While we often hear about children in our society not having access to a proper diet and measures being taken to try to improve their condition, we do not hear as much about the issues facing our older adult population. The fact is, as many as 50-percent of seniors are at risk for shortcomings in their daily food nutrient requirements. Evidence-based research has produced some startling facts that build a case for working to overcome malnutrition in seniors.
The Staggering Costs of Undernourished Older Adults
You are likely aware that malnutrition in seniors will impact their health and well-being, however, it may surprise you to learn that in the United States alone, over 50 billion dollars is attributed to the cost of disease-associated undernourishment in the aging population annually. While chronic health conditions can cause a nutrient deficiency, malnutrition also leads to more health complications, falls and hospital admissions in older adults. It is a dangerous cycle that must be stopped. Some more statistics that may astonish you include:
- One of every two seniors are at risk of malnutrition
- A 300-percent increase in healthcare costs is linked to undernourishment in older adults
- Up to 60-percent of seniors hospitalized suffer from the result of malnutrition
- Malnutrition can increase a hospital stay for a senior by as many as four to six days
Considering the relatively low cost of ensuring adequate nourishment, it is vital that we do what we can to prevent malnutrition in seniors.
Adequate Income not the Only Way to Defeat Malnutrition in Seniors
Malnutrition in seniors is not relegated only to those with low incomes. There are several underlying causes of undernourishment in the aging population. Most can be categorized as physiological, sociological, psychological or pathological.
During the aging process, many changes occur in the body that contribute to decreased appetite and a lack of interest in food:
- A decrease in both the senses of taste and smell lower the desire for meals
- Diminishes in taste and smell may lead to increased salt and sugar intake and lower the desire for adequate variety of food choices
- Slower gastric function and decreased acid production delays emptying the system
- Lean body mass decreases, further slowing metabolism and hunger
While these changes are a natural progression, being aware of them and watching for signs is critical in preventing malnutrition in seniors.
Aging is difficult for many to accept and can have a serious effect on the sociological factors involved in seniors' eating habits:
- A reduced ability to shop for and prepare food
- Fixed income and socioeconomic status may affect food choices
- Impairment of life skills and activities
- Being alone at mealtimes
Outwardly you may not realize these are all factors in undernourishment, but in this class there are attainable solutions.
Concerns in this category run deeper than the social aspect of decreased appetite and should be addressed with a medical professional as soon as they are suspected:
- Depression and a general attitude that life is meaningless
- Loneliness and isolation
- Grief over the loss of a spouse or friends

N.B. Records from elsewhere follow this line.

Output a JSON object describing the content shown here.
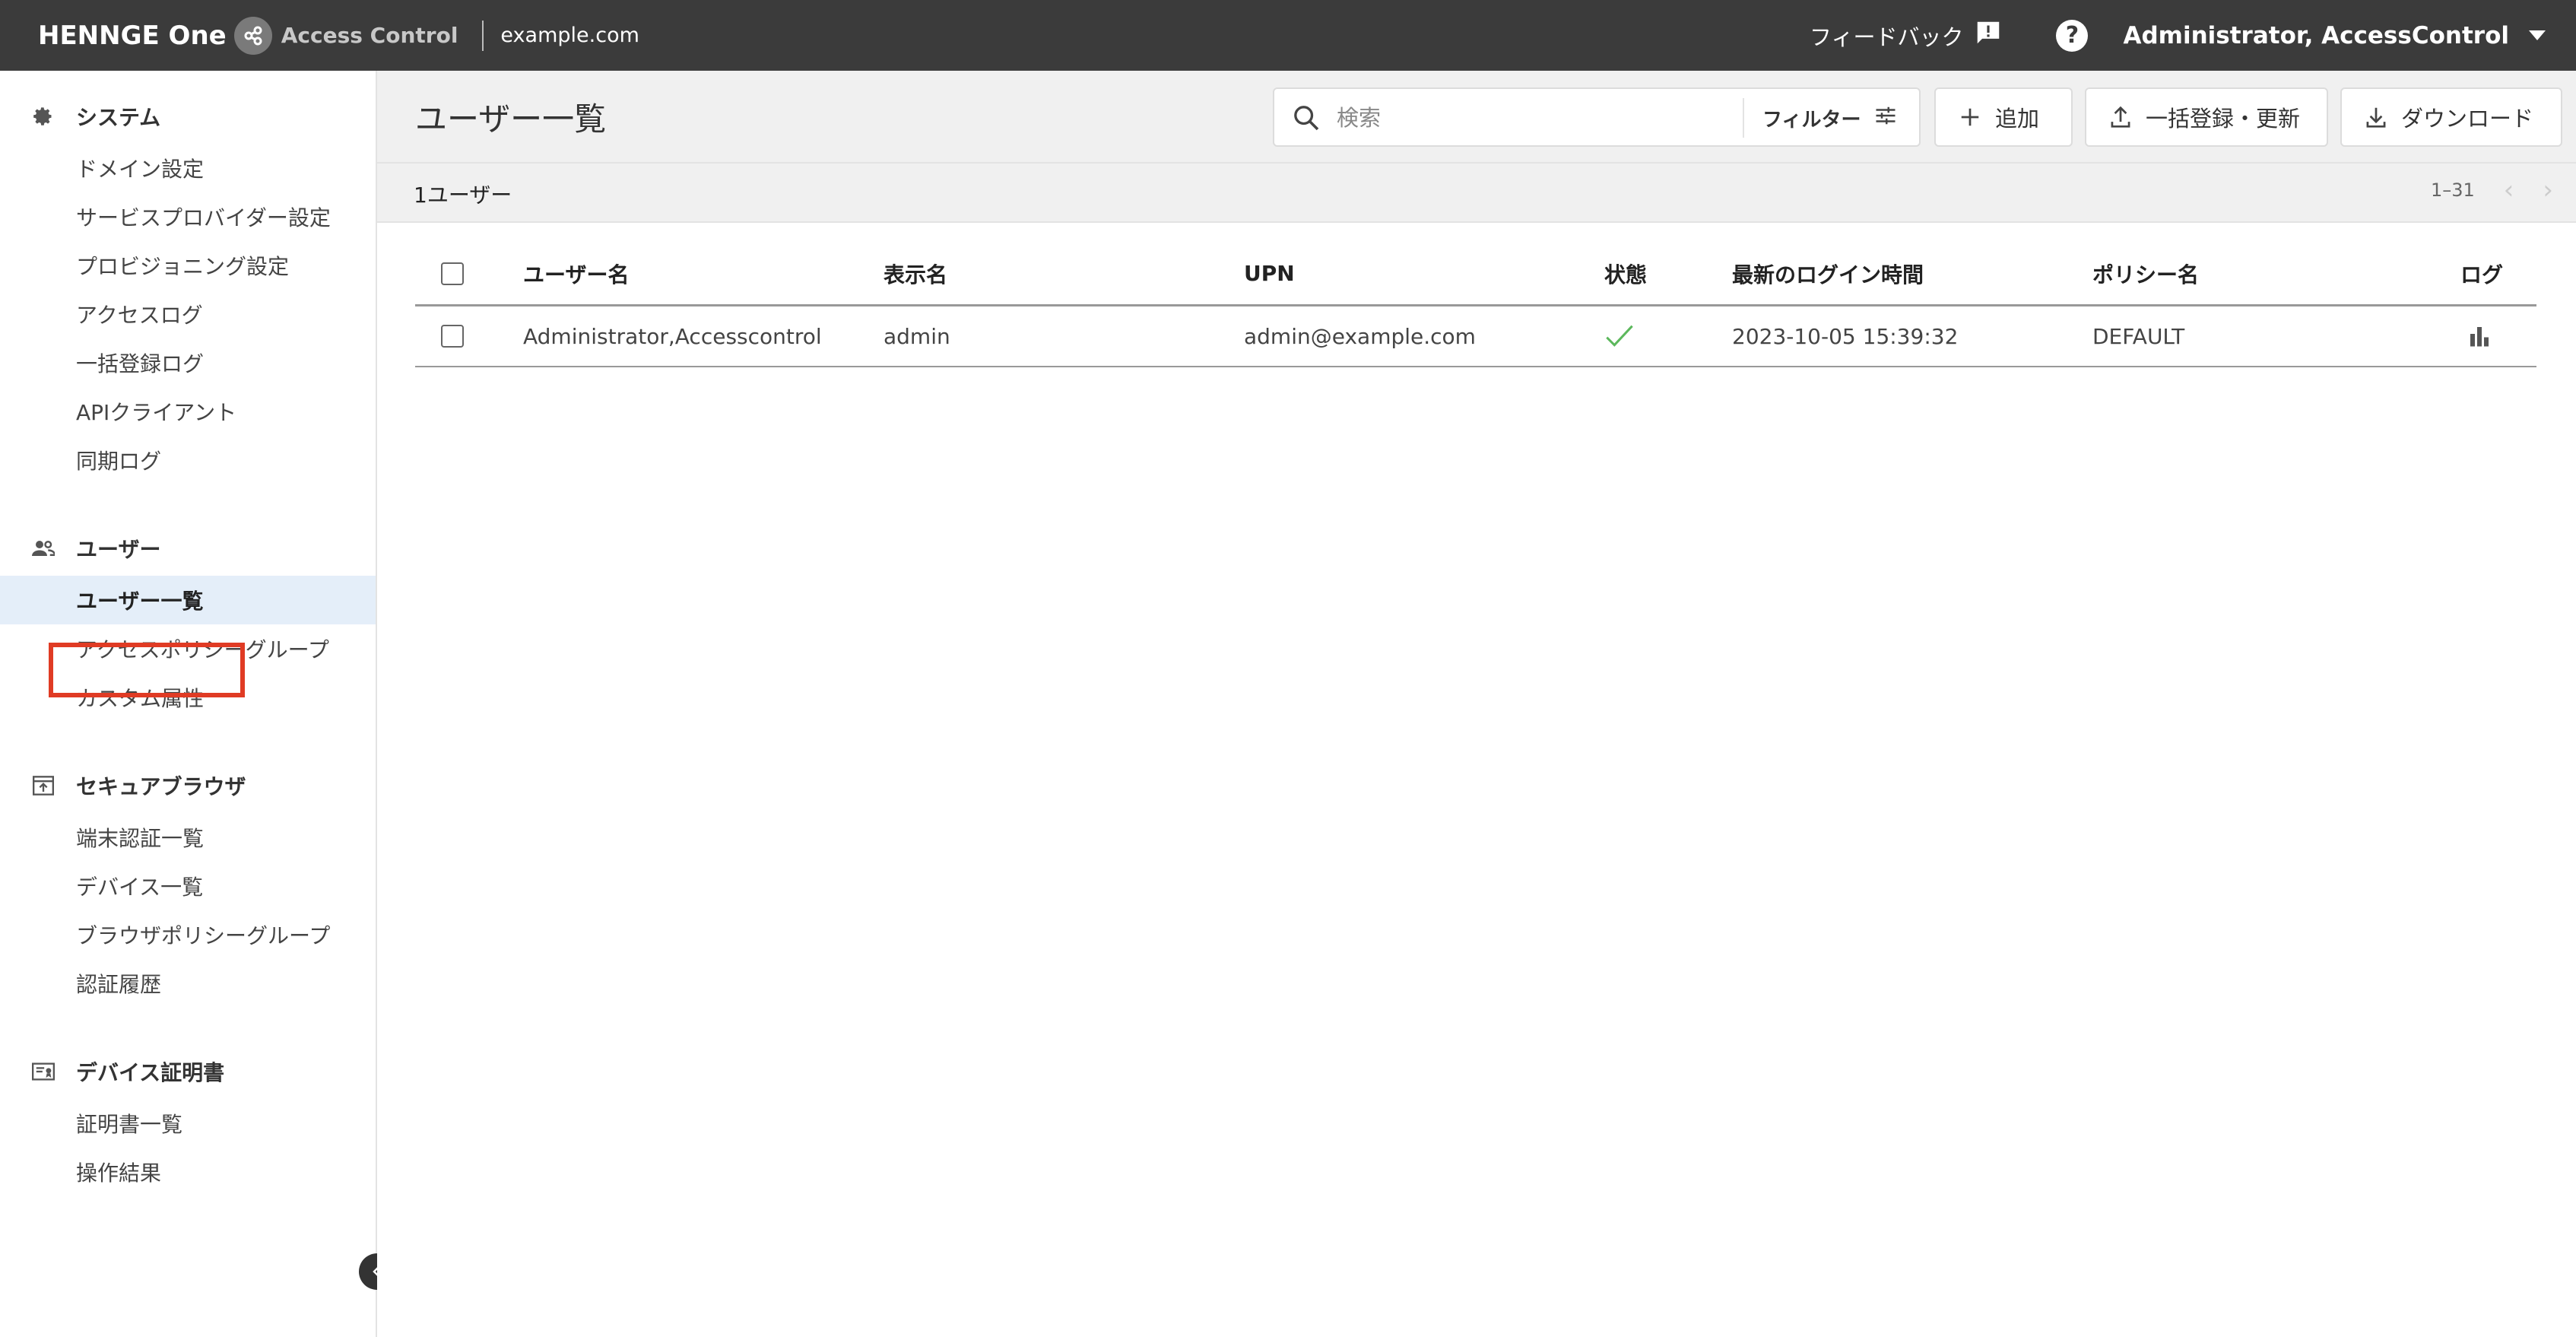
{
  "header": {
    "brand": "HENNGE One",
    "product": "Access Control",
    "domain": "example.com",
    "feedback_label": "フィードバック",
    "user_label": "Administrator, AccessControl"
  },
  "sidebar": {
    "sections": [
      {
        "title": "システム",
        "icon": "gear-icon",
        "items": [
          "ドメイン設定",
          "サービスプロバイダー設定",
          "プロビジョニング設定",
          "アクセスログ",
          "一括登録ログ",
          "APIクライアント",
          "同期ログ"
        ]
      },
      {
        "title": "ユーザー",
        "icon": "users-icon",
        "items": [
          "ユーザー一覧",
          "アクセスポリシーグループ",
          "カスタム属性"
        ]
      },
      {
        "title": "セキュアブラウザ",
        "icon": "browser-icon",
        "items": [
          "端末認証一覧",
          "デバイス一覧",
          "ブラウザポリシーグループ",
          "認証履歴"
        ]
      },
      {
        "title": "デバイス証明書",
        "icon": "certificate-icon",
        "items": [
          "証明書一覧",
          "操作結果"
        ]
      }
    ],
    "active_item": "ユーザー一覧"
  },
  "main": {
    "title": "ユーザー一覧",
    "search_placeholder": "検索",
    "filter_label": "フィルター",
    "add_label": "追加",
    "bulk_label": "一括登録・更新",
    "download_label": "ダウンロード",
    "count_text": "1ユーザー",
    "pagination": "1–31"
  },
  "table": {
    "columns": [
      "ユーザー名",
      "表示名",
      "UPN",
      "状態",
      "最新のログイン時間",
      "ポリシー名",
      "ログ"
    ],
    "rows": [
      {
        "username": "Administrator,Accesscontrol",
        "display_name": "admin",
        "upn": "admin@example.com",
        "status": "active",
        "last_login": "2023-10-05 15:39:32",
        "policy": "DEFAULT"
      }
    ]
  },
  "colors": {
    "topbar": "#3b3b3b",
    "active_bg": "#e4eef9",
    "highlight": "#e03b24",
    "status_ok": "#5cb85c"
  }
}
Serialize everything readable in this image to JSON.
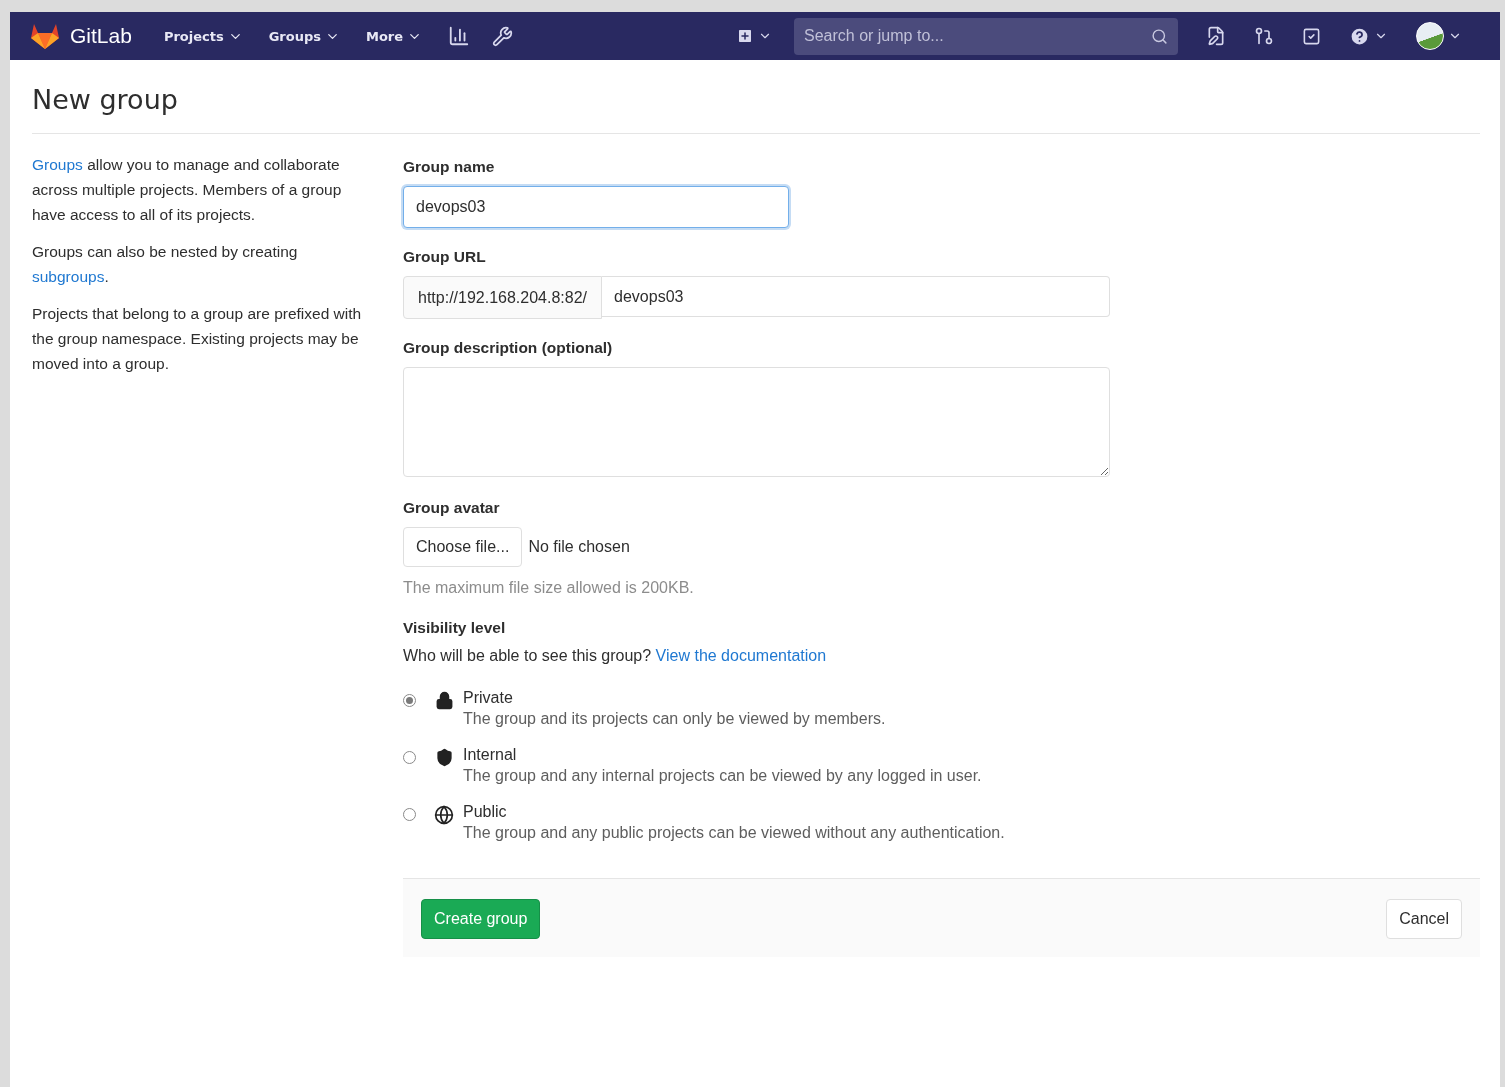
{
  "navbar": {
    "brand": "GitLab",
    "menus": [
      {
        "label": "Projects"
      },
      {
        "label": "Groups"
      },
      {
        "label": "More"
      }
    ],
    "search": {
      "placeholder": "Search or jump to..."
    }
  },
  "page": {
    "title": "New group"
  },
  "sidebar": {
    "paragraphs": [
      [
        {
          "kind": "link",
          "text": "Groups"
        },
        {
          "kind": "text",
          "text": " allow you to manage and collaborate across multiple projects. Members of a group have access to all of its projects."
        }
      ],
      [
        {
          "kind": "text",
          "text": "Groups can also be nested by creating "
        },
        {
          "kind": "link",
          "text": "subgroups"
        },
        {
          "kind": "text",
          "text": "."
        }
      ],
      [
        {
          "kind": "text",
          "text": "Projects that belong to a group are prefixed with the group namespace. Existing projects may be moved into a group."
        }
      ]
    ]
  },
  "form": {
    "group_name": {
      "label": "Group name",
      "value": "devops03",
      "focused": true
    },
    "group_url": {
      "label": "Group URL",
      "prefix": "http://192.168.204.8:82/",
      "value": "devops03"
    },
    "description": {
      "label": "Group description (optional)"
    },
    "avatar": {
      "label": "Group avatar",
      "button": "Choose file...",
      "status": "No file chosen",
      "hint": "The maximum file size allowed is 200KB."
    },
    "visibility": {
      "label": "Visibility level",
      "prompt": "Who will be able to see this group?",
      "link": "View the documentation",
      "options": [
        {
          "kind": "private",
          "label": "Private",
          "description": "The group and its projects can only be viewed by members.",
          "selected": true
        },
        {
          "kind": "internal",
          "label": "Internal",
          "description": "The group and any internal projects can be viewed by any logged in user.",
          "selected": false
        },
        {
          "kind": "public",
          "label": "Public",
          "description": "The group and any public projects can be viewed without any authentication.",
          "selected": false
        }
      ]
    },
    "actions": {
      "submit": "Create group",
      "cancel": "Cancel"
    }
  }
}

- Life events that are emotionally stressful
Armed with understanding, combating undernourishment in seniors due to psychological concerns can be improved quickly through emotional support and proper medical attention.
The final category of causes is another that requires medical intervention and if symptoms are observed, should be addressed as early as possible:
- Problems with the teeth and jaws
- Difficulty with swallowing
- Underlying disease such as cancer, diabetes and thyroid issues
- Medications that interfere with digestion or hunger
Again, these are all causes that should be addressed by a medical professional as early as possible to mitigate the effects of malnutrition in seniors.
How We can Overcome Malnutrition in Seniors
While we we may not be able to eradicate undernourishment in all seniors, armed with this information, you can be sure your loved ones or older adults in your care are not at risk for malnutrition. Some tips include:
- Regular nutritional assessments and follow-up on any prescribed treatments
- Spend time together, particularly at mealtimes whenever possible
- Consider a prepared meal service to combat apathy or poor food choices
- Try to help your senior loved-one stay as active as possible, both socially and physically
One senior at a time, we can all help prevent malnutrition in our older adult population by focusing on those under our care and understanding the underlying causes.
The more a senior has access to healthy foods and all of life’s necessities, the easier it will be to age-at-home. For more information on choosing a home-delivered meals provider, download our free ebook: